◆ What you should do ◆
Find each line below where the word "ylabel" occurs, and copy it.

◆ Web page and app entries ◆

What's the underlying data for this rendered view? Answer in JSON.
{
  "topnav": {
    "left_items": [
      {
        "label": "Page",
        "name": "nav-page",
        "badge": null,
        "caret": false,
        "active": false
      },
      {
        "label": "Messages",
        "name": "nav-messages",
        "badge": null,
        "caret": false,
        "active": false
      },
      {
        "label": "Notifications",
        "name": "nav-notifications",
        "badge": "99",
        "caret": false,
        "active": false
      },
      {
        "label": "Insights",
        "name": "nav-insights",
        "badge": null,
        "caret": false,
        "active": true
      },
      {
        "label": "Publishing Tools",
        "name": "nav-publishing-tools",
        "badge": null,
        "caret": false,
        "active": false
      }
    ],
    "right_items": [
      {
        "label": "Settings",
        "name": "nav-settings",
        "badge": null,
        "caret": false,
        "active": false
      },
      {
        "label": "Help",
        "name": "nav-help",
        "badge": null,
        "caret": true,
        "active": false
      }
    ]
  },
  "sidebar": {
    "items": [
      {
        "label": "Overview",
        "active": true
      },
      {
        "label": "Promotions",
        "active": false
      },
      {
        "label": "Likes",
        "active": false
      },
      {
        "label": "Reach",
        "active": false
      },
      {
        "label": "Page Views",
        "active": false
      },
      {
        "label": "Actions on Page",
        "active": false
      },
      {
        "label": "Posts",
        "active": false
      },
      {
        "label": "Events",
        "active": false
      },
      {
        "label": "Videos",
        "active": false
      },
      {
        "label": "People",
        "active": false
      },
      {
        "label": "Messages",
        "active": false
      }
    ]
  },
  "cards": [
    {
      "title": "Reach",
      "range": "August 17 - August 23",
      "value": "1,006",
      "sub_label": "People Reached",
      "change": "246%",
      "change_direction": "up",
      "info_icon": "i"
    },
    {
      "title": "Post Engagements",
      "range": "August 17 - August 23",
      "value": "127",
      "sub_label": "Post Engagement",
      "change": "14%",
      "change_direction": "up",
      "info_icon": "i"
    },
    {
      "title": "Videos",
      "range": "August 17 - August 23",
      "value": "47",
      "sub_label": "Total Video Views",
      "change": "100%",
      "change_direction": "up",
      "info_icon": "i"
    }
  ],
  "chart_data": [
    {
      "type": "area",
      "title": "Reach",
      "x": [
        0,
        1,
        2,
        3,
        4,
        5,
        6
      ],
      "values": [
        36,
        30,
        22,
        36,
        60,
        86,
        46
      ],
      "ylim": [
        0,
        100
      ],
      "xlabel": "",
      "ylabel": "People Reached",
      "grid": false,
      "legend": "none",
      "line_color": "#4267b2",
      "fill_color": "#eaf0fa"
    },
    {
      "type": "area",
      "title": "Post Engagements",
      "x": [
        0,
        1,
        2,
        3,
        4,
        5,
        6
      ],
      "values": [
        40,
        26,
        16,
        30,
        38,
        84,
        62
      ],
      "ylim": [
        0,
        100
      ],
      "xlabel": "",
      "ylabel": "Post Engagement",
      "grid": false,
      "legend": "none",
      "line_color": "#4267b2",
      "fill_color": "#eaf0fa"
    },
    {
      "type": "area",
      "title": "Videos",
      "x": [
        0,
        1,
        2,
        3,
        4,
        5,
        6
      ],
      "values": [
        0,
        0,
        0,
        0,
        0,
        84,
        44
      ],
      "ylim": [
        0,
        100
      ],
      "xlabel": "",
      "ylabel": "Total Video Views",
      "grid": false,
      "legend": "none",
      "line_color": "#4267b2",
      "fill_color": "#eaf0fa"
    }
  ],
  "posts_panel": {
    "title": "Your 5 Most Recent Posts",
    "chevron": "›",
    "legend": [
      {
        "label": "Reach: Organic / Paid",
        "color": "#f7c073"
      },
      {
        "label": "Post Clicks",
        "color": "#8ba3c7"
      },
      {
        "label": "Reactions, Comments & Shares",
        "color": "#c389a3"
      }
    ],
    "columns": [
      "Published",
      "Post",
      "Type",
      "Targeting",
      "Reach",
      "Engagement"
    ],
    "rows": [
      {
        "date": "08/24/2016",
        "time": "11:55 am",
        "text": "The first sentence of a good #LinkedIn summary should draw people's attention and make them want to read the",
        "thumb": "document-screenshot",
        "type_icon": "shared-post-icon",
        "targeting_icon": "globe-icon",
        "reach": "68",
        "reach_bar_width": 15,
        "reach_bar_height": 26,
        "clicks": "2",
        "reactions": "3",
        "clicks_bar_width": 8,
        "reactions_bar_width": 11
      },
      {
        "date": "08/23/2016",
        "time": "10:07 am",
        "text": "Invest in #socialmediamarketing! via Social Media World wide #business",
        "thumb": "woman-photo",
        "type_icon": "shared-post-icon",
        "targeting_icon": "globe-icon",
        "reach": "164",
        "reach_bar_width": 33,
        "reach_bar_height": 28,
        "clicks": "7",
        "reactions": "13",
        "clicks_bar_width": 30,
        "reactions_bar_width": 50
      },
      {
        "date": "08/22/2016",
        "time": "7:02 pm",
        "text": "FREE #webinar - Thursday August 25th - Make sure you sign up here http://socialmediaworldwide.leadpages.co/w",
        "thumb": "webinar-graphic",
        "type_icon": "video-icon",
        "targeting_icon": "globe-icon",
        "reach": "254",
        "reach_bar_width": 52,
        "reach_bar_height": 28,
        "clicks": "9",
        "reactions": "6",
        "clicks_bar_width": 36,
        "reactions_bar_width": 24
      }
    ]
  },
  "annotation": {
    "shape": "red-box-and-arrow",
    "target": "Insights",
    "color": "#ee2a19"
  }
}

◆ Response to this task ◆
      "ylabel": "People Reached",
      "ylabel": "Post Engagement",
      "ylabel": "Total Video Views",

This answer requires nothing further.